It was September 14, 2001. I had gathered the class for a story to end our labors of the day. Suddenly, a crack of thunder came from above. A little boy across from me began whimpering. I whispered a few calming words, but more children joined in, some with tears in their eyes. Soon, all 28 first-graders were crying. I realized it was not a storm above, but the gamut of emotions from millions of people in the infinitely longest and saddest week in American history, funneling down to the hearts of tender little children.
MY SISTER’S FINGER
by Cora McClure, Dallas, Texas
My sister was 16 and I was seven. On summer days, our mother would allow her to drive to the drugstore to buy a fashion magazine. Cissy would call to me, “Do you want to go with me?” What a thrill! Off we would go. When we arrived, she would hold out her forefinger for me to hold. The finger had a tiny wart on it. I am now 85, and she has been gone 22 years, but I can still feel that finger with its little wart, held out in loving kindness to a little sister.
LITTLE BROTHER, GROWN UP
by LoyAnn Rossel, Lincoln, Nebraska

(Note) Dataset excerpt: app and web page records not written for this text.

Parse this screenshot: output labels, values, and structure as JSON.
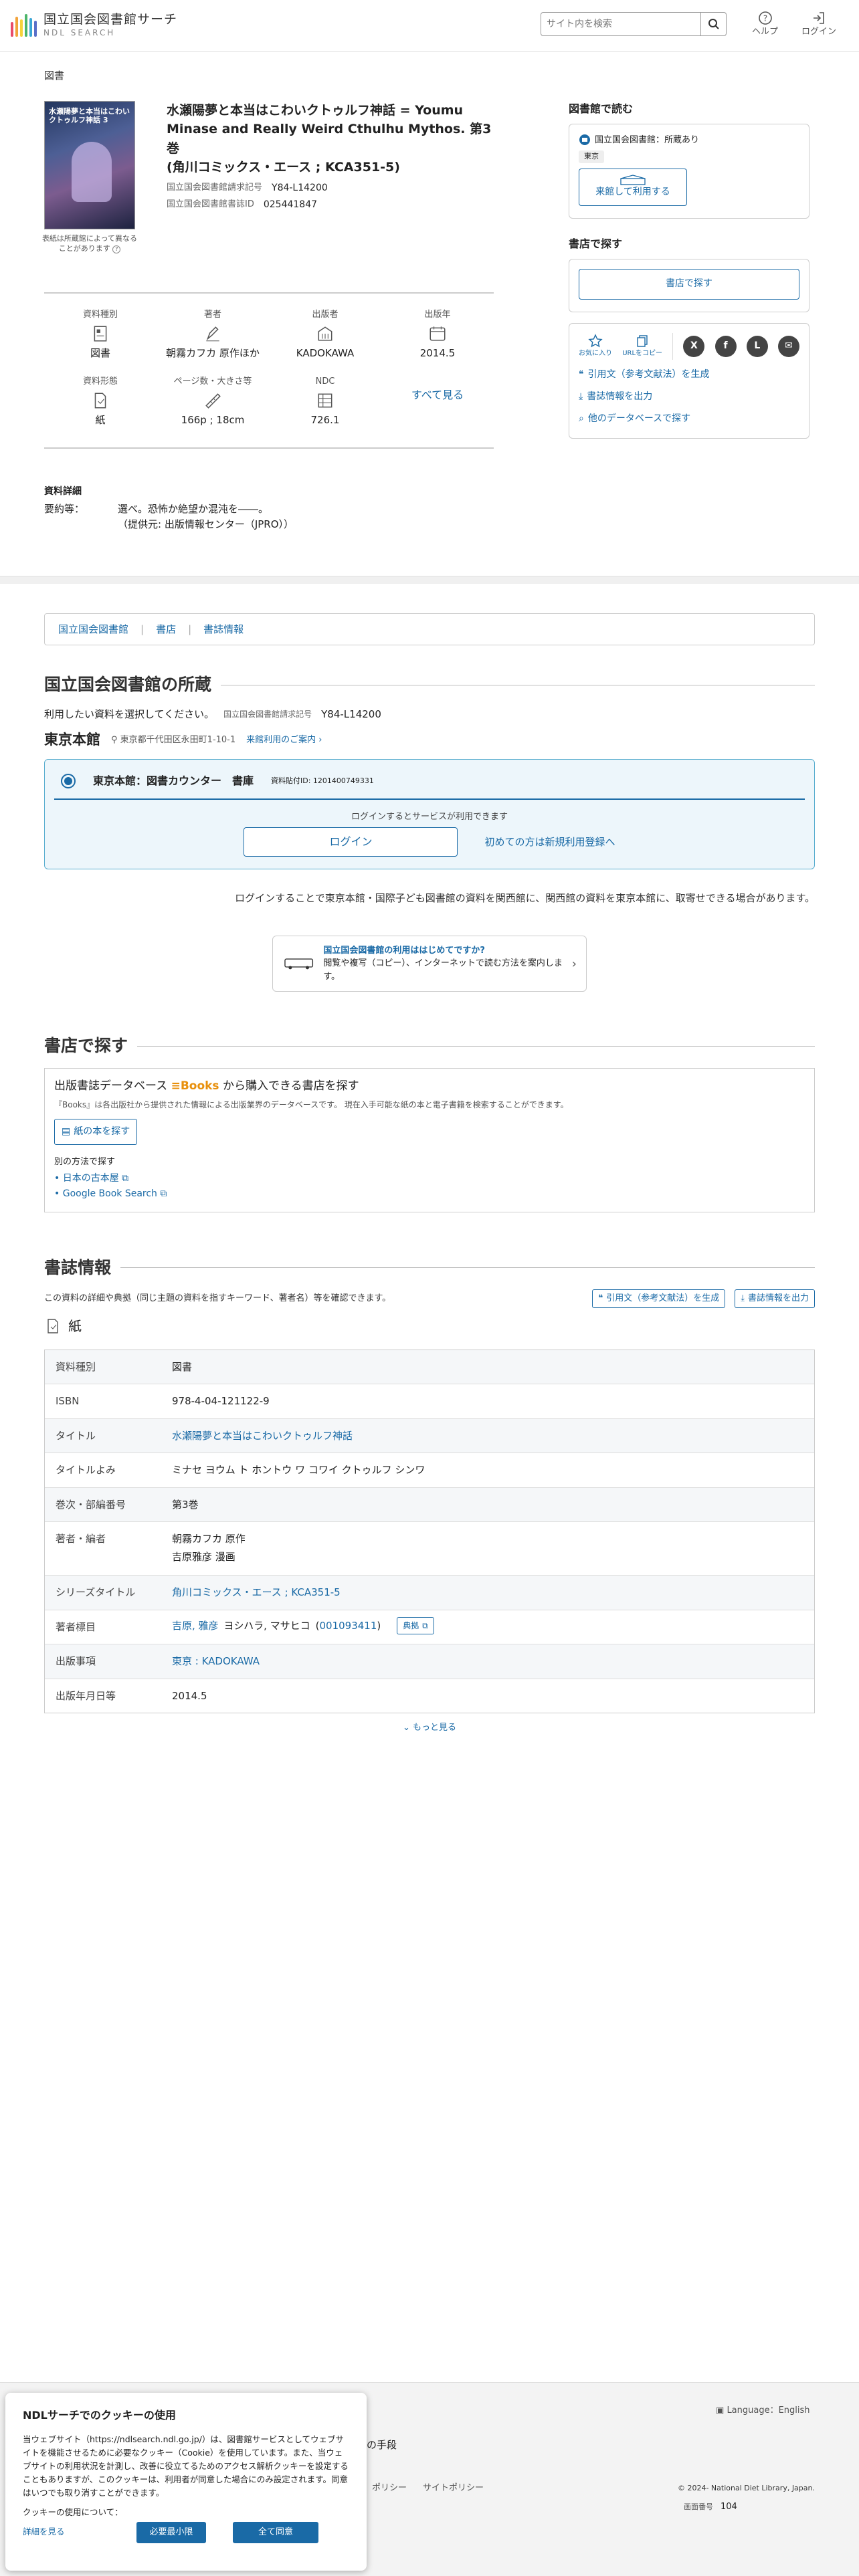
{
  "header": {
    "logo_title": "国立国会図書館サーチ",
    "logo_sub": "NDL SEARCH",
    "search_placeholder": "サイト内を検索",
    "help": "ヘルプ",
    "login": "ログイン"
  },
  "breadcrumb": "図書",
  "book": {
    "title": "水瀬陽夢と本当はこわいクトゥルフ神話 = Youmu Minase and Really Weird Cthulhu Mythos. 第3巻",
    "series_line": "(角川コミックス・エース ; KCA351-5)",
    "call_label": "国立国会図書館請求記号",
    "call_value": "Y84-L14200",
    "id_label": "国立国会図書館書誌ID",
    "id_value": "025441847",
    "cover_note": "表紙は所蔵館によって異なることがあります",
    "cover_text": "水瀬陽夢と本当はこわいクトゥルフ神話 3"
  },
  "facts": [
    {
      "k": "資料種別",
      "v": "図書",
      "icon": "book-type-icon"
    },
    {
      "k": "著者",
      "v": "朝霧カフカ 原作ほか",
      "icon": "pen-icon"
    },
    {
      "k": "出版者",
      "v": "KADOKAWA",
      "icon": "building-icon"
    },
    {
      "k": "出版年",
      "v": "2014.5",
      "icon": "calendar-icon"
    },
    {
      "k": "資料形態",
      "v": "紙",
      "icon": "paper-icon"
    },
    {
      "k": "ページ数・大きさ等",
      "v": "166p ; 18cm",
      "icon": "ruler-icon"
    },
    {
      "k": "NDC",
      "v": "726.1",
      "icon": "ndc-icon"
    }
  ],
  "see_all": "すべて見る",
  "detail": {
    "heading": "資料詳細",
    "summary_label": "要約等：",
    "summary_1": "選べ。恐怖か絶望か混沌を――。",
    "summary_2": "（提供元: 出版情報センター（JPRO））"
  },
  "side": {
    "read_heading": "図書館で読む",
    "ndl_holding": "国立国会図書館：所蔵あり",
    "tokyo_tag": "東京",
    "visit_btn": "来館して利用する",
    "store_heading": "書店で探す",
    "store_btn": "書店で探す",
    "fav": "お気に入り",
    "copy_url": "URLをコピー",
    "cite": "引用文（参考文献法）を生成",
    "export": "書誌情報を出力",
    "other_db": "他のデータベースで探す"
  },
  "tabs": [
    "国立国会図書館",
    "書店",
    "書誌情報"
  ],
  "holdings": {
    "heading": "国立国会図書館の所蔵",
    "select_text": "利用したい資料を選択してください。",
    "call_label": "国立国会図書館請求記号",
    "call_value": "Y84-L14200",
    "branch": "東京本館",
    "address": "東京都千代田区永田町1-10-1",
    "visit_guide": "来館利用のご案内",
    "counter": "東京本館：図書カウンター　書庫",
    "item_id": "資料貼付ID: 1201400749331",
    "login_note": "ログインするとサービスが利用できます",
    "login_btn": "ログイン",
    "register": "初めての方は新規利用登録へ",
    "transfer_note": "ログインすることで東京本館・国際子ども図書館の資料を関西館に、関西館の資料を東京本館に、取寄せできる場合があります。",
    "guide_title": "国立国会図書館の利用ははじめてですか?",
    "guide_text": "閲覧や複写（コピー）、インターネットで読む方法を案内します。"
  },
  "store": {
    "heading": "書店で探す",
    "db_label": "出版書誌データベース",
    "brand": "Books",
    "db_suffix": "から購入できる書店を探す",
    "desc": "『Books』は各出版社から提供された情報による出版業界のデータベースです。 現在入手可能な紙の本と電子書籍を検索することができます。",
    "paper_btn": "紙の本を探す",
    "other_label": "別の方法で探す",
    "links": [
      "日本の古本屋",
      "Google Book Search"
    ]
  },
  "biblio": {
    "heading": "書誌情報",
    "desc": "この資料の詳細や典拠（同じ主題の資料を指すキーワード、著者名）等を確認できます。",
    "cite_btn": "引用文（参考文献法）を生成",
    "export_btn": "書誌情報を出力",
    "format": "紙",
    "rows": [
      {
        "k": "資料種別",
        "v": "図書"
      },
      {
        "k": "ISBN",
        "v": "978-4-04-121122-9"
      },
      {
        "k": "タイトル",
        "v": "水瀬陽夢と本当はこわいクトゥルフ神話"
      },
      {
        "k": "タイトルよみ",
        "v": "ミナセ ヨウム ト ホントウ ワ コワイ クトゥルフ シンワ"
      },
      {
        "k": "巻次・部編番号",
        "v": "第3巻"
      },
      {
        "k": "著者・編者",
        "v": "朝霧カフカ 原作",
        "v2": "吉原雅彦 漫画"
      },
      {
        "k": "シリーズタイトル",
        "v": "角川コミックス・エース ; KCA351-5"
      },
      {
        "k": "著者標目",
        "v": "吉原, 雅彦",
        "v2": "ヨシハラ, マサヒコ",
        "v3": "001093411",
        "btn": "典拠"
      },
      {
        "k": "出版事項",
        "v": "東京 : KADOKAWA"
      },
      {
        "k": "出版年月日等",
        "v": "2014.5"
      }
    ],
    "more": "もっと見る"
  },
  "footer": {
    "language": "Language：English",
    "means": "の手段",
    "policy": "ポリシー",
    "site_policy": "サイトポリシー",
    "copyright": "© 2024- National Diet Library, Japan.",
    "screen_label": "画面番号",
    "screen_no": "104"
  },
  "cookie": {
    "title": "NDLサーチでのクッキーの使用",
    "body": "当ウェブサイト（https://ndlsearch.ndl.go.jp/）は、図書館サービスとしてウェブサイトを機能させるために必要なクッキー（Cookie）を使用しています。また、当ウェブサイトの利用状況を計測し、改善に役立てるためのアクセス解析クッキーを設定することもありますが、このクッキーは、利用者が同意した場合にのみ設定されます。同意はいつでも取り消すことができます。",
    "about": "クッキーの使用について：",
    "details": "詳細を見る",
    "necessary": "必要最小限",
    "accept": "全て同意"
  }
}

When we first married, my husband was in Big Brother program. His Little Brother, John, was 10 years old. They had two great years together until John’s mother had to move out of state. We wondered about him over the next 30 years—his name was so common that we had no way of finding him on the Internet.
One day, our garage door broke. As the repairman answered the phone and repeated my husband’s name, standing next to him at that moment was John. He was married with three wonderful children, and had been looking for us, too!

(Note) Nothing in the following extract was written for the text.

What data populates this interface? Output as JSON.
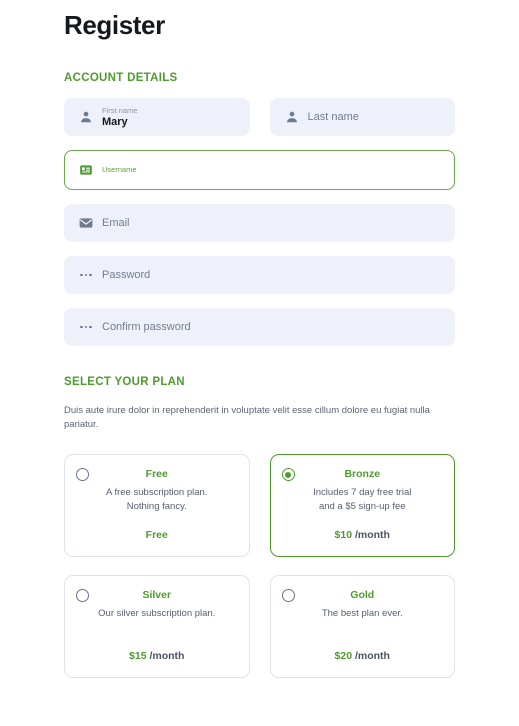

CONSIDERATE AUNT CAROLINE
by David Charvat, Wheeling, West Virginia
My Aunt Caroline, whose strength was slipping, lived in my hometown. Occasionally she fell, and I would lift her back up. When I began dating Sarah, who’s now my wife, A-Caroline kept up with our relationship. She wasn’t shy. The first time I invited Sarah to my house for a meal and a movie, A-Caroline knew every detail. At the end of our date that evening, A-Caroline called and asked if I would come over after Sarah left. When I got there, I found her on the floor. She had fallen hours earlier, but didn’t want to bother our date.
FINDING SWEETNESS IN SORROW
by Fred Hoffman, Tampa, Florida
I volunteer at a free café feeding homeless and hungry people. One day, a frail lady in her late 40s wearing many layers of clothing walked up and down the line of people waiting to be served, handing out little candy hearts. She sat at my table and told me her story: Once her children were grown, her husband had severely beaten her and cast her into the street. After she became homeless, she learned that he had given her AIDS. She knew she was dying, but gave out candy hearts to try and bring happiness into every person’s day.